Editorial August 2012
It’s August, the month when ‘the girls’ go to New York City, not every year, of course, but often enough. Over time we’ve seen most of its landmarks. When we’re there we always take a ride on the hop-on, hop-off bus. It’s now a tradition even though it’s a touristy thing to do. I’ve taken the hop-on bus in other cities as well. It works for me. On the website this month we’re visiting cities in the United States, China and Malaysia from the ‘top of a double-decker’: NYC, Chicago, Shanghai, and Georgetown.
Sometimes I get on the bus and don’t get off until it finishes its loop; that way I get an overview of the place and it helps me decide where I want to spend my time—where I’ll ‘get off’ the next time around. It’s a way of addressing “big-city hassle”, according to Jane Maas in her new book, Mad Women. In it she describes the “I love New York” campaign in the late 1970s that was “without question the most successful tourism promotion ever launched”. During the campaign, visitors could purchase packages that included sightseeing and transportation; this made the whole experience easier.

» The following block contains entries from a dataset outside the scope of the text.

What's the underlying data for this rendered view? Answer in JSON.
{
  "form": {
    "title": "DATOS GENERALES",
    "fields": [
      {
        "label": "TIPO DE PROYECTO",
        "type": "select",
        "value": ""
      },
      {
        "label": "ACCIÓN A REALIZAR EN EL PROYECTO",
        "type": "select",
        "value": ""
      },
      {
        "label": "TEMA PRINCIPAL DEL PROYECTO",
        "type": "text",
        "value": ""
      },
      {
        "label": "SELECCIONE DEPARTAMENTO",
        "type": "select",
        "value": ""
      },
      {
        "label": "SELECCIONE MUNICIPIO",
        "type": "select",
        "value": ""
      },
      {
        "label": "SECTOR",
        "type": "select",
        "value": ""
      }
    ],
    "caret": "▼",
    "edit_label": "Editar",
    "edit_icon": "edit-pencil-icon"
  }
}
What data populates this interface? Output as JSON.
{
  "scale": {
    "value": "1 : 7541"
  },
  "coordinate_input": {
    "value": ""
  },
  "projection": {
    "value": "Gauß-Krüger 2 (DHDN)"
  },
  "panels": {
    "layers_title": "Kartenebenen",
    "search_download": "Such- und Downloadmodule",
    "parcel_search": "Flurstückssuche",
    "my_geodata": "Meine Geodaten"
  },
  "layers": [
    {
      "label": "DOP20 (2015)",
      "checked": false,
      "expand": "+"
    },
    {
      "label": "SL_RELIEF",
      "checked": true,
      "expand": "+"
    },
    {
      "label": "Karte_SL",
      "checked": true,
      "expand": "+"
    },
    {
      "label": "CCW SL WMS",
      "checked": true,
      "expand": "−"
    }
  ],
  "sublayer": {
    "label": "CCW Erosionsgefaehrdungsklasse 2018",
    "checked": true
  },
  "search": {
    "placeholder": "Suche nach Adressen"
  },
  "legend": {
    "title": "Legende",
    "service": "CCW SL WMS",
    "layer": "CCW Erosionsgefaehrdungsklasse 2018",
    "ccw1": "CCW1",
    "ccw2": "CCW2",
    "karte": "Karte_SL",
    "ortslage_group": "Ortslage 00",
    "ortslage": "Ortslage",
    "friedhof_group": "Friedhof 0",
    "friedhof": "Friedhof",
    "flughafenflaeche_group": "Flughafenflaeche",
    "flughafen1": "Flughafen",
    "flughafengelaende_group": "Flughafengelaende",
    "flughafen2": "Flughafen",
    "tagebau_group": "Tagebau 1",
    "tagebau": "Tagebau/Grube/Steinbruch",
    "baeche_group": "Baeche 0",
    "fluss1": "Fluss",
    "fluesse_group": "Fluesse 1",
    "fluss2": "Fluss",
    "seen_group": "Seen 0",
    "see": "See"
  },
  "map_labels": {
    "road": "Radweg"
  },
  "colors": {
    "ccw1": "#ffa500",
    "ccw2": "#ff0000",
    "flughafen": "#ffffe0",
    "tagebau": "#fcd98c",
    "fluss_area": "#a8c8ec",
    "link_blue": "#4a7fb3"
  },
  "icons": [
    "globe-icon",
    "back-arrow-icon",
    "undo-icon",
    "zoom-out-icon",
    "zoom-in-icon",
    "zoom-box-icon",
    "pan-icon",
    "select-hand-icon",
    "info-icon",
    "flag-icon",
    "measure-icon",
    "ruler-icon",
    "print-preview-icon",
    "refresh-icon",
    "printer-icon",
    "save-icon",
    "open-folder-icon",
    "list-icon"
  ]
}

Now I’m not a ‘tour-package-sort-of-person’ but the hop-on bus similarly makes visiting a big city more doable.
The first time I visited NYC was 1980 when the campaign promoting Leona Helmsley’s Palace Hotel was going strong. Jane Maas talks about that in her book too. We stayed at the Palace and there was a magazine in our room that told us how ‘Queen Helmsley’ wanted nothing but the best for her guests and assured this by keeping a very close watch on the staff. The tagline was “The only hotel in the world where the Queen stands guard”. We loved being in that famous hotel even though all four of us had to share a room to make it affordable. The “Queen”, however, eventually became known as the “Queen of Mean” for how badly she treated her staff. Memorable.
Jessica and Ian just returned from four days in the great city of Chicago where they went to celebrate Jessica’s 30th birthday. Ian said he would prefer to blend in with the locals rather than ride on the top of a double decker bus but, hey, it was her outing so he went along with it.
Not everyone wants to go to a big city when the weather is hot. Some prefer to hang out at the lake, which is easy to do in Canada for it’s a country of lakes. Oceans also border this country so bring your bathing suit if you’re coming for a visit during the summer. And consider pitching a tent or renting a cottage. A favourite road trip of mine is driving up the west coast of Newfoundland and catching a ferry over to Labrador while watching the icebergs float by. We’ll leave that story for another day and instead go to the other side of the country, to Vancouver Island, where Andrew, Erin and their two kids rented a cottage looking out over Georgia Strait. They just mellowed out and it was blissful.
If you need some stimulation to get you moving during these lazy days of summer, then read Barbara Reinhardus’ article about making a garden at a Canadian cottage, and a fine one at that.
Photo credit: Gray Line New York, Citysightsnyc
© Riding the buses 2012